The bugle sounded and the cavalry sprang into life. Drums beat the long roll and the infantry hep, hep, to the command of its officers. Captain Wm. Maltby, with his Lieutenants McDonough and Russell, and a force of men, sailed over and fortified Aransas Pass. The ladies of the city got together and fashioned a Confederate flag. This flag was presented from the old Court House steps, to the Company of Captain Neal. The flag was presented by Miss Mary Woessner, who stood on the steps surrounded by her schoolgirl friends, all dressed in white, and the hardy warriors stood ranked below, for only warriors dwelt on the frontier of this day. The banner was presented in a neat speech, which voiced the sentiment of her hearers. A new nation had been born; here was her emblem. W. B. Wrather received the flag on behalf of the Company, and promised to carry it to victory or death. The wildest enthusiasm prevailed, and again the town was a military camp. The blockading flee…
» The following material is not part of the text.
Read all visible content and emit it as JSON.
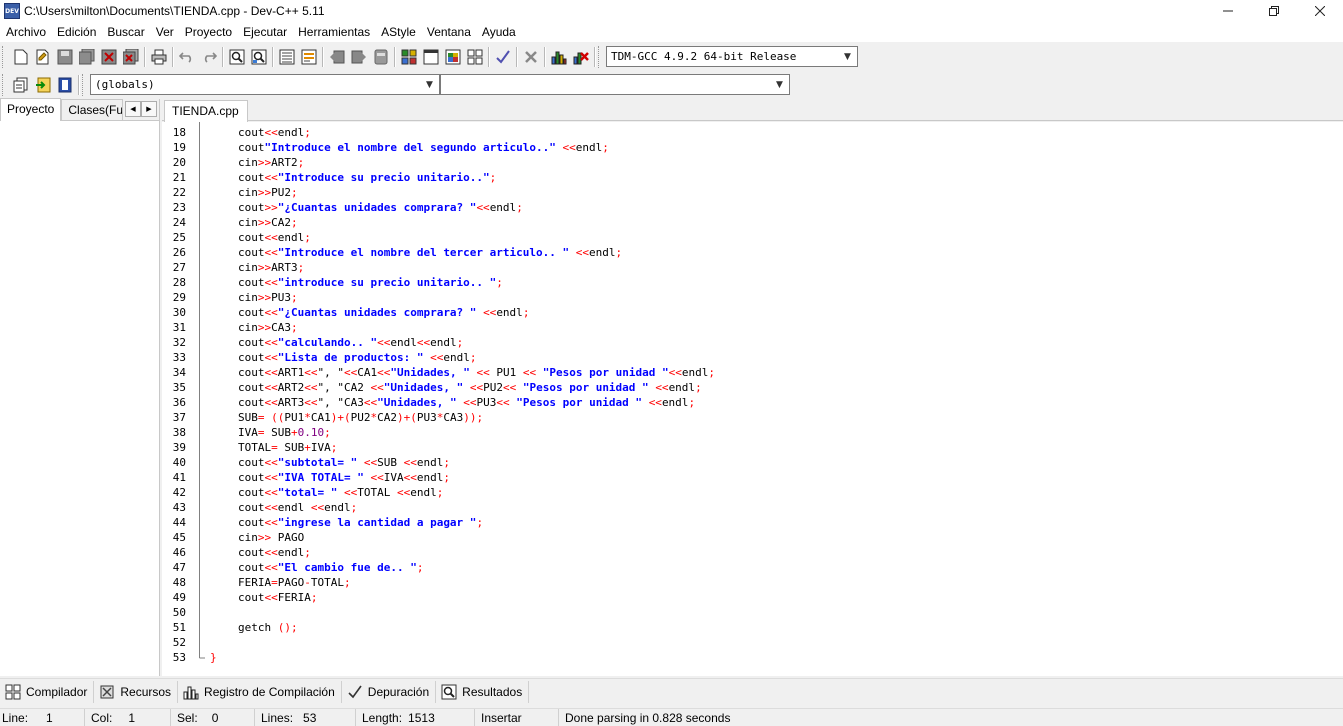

The Man: John Cabell Breckinridge by Dr. Richard Lee Montgomery

It has been my experience that as I have researched and read the many assorted topics of Southern history and the Confederate States of America I quickly conclude, “I know so little.” But because of this continued interest I continue to research and study. In this presentation I would like to introduce the man John Cabell Breckinridge. For many, you recognize this name but perhaps for many more, you’re not so familiar. Here is a man who was a lawyer and would become a member of the United States House of Representatives and the Senate from Kentucky. And from March 4, 1857 – March 4, 1861 he became the youngest Vice President of the United States in the James BuchananAdministration.

Certainly as John matured into a young man he would be influenced by those around him. Allow me to mention one of those individuals through this quote: “Men were yet living who were familiar with the great fame, and the lofty character of his grandfather, John Breckinridge. The records of Kentucky bear, stil…

Mrs. Newsom, the Southern Florence Nightingale: A Thrilling Narrative of Her Adventures

The civil war did not begin with the firing upon Fort Sumpter, nor cease with the surrender of the last hostile army. Its history was not written when Greeley published his Great American Conflict or Pollard his Lost Cause. These were but the beginning of things—a few of the more prominent incidents that marked the times from 1861 to 1865. 
Further, it must not be supposed that when the government shall have published the archives of the two war departments for the period referred to the annals of that most exciting epoch will have been fully presented to the world. Only the views of engagements as soon by commanding officers will have been presented while the great landscape of experiences and sacrifices, of ministrations and sufferings, of devotion and romance, of consecration and self-denial—the real web and woof of the times—lies wholly unrecognized, fully exemplifying the trite but no less true asservation that
Many a gem of the purest ray serene The dark, unfathomed caves of ocean …

Andrew Jackson Potter: The Fighting Parson Of the Texan Frontier by Andrew Jackson Potter

Chapter XVI.
Mr. Potter at this time was a local preacher, and not being in the regular itinerant ministerial ranks, was subject to the Confederate conscript law. Conscription not being agreeable to his patriotic taste, he volunteered as a private soldier in Captain Stoke Homes's company, Woods's regiment. Thirty-second Texas Cavalry. Captain Homes's company was then encamped on the Salado, near San Antonio.
"The company was organized at Prairie Lee, in February, 1862. My younger brother, and nephew, and brother-in-law, and a large number of my most intimate friends, had already joined the company. About that time Dr. P. C. Woods, of San Marcos, began to make up a regiment, to which our company was attached, and we were ordered to Camp Verde, in Kerr county, to take charge of the prisoners taken at San Antonio, at the surrender of General Twiggs. Soon after reaching Camp Verde, the measles broke out among the soldiers, and raged fearfully; there were hardly enough well …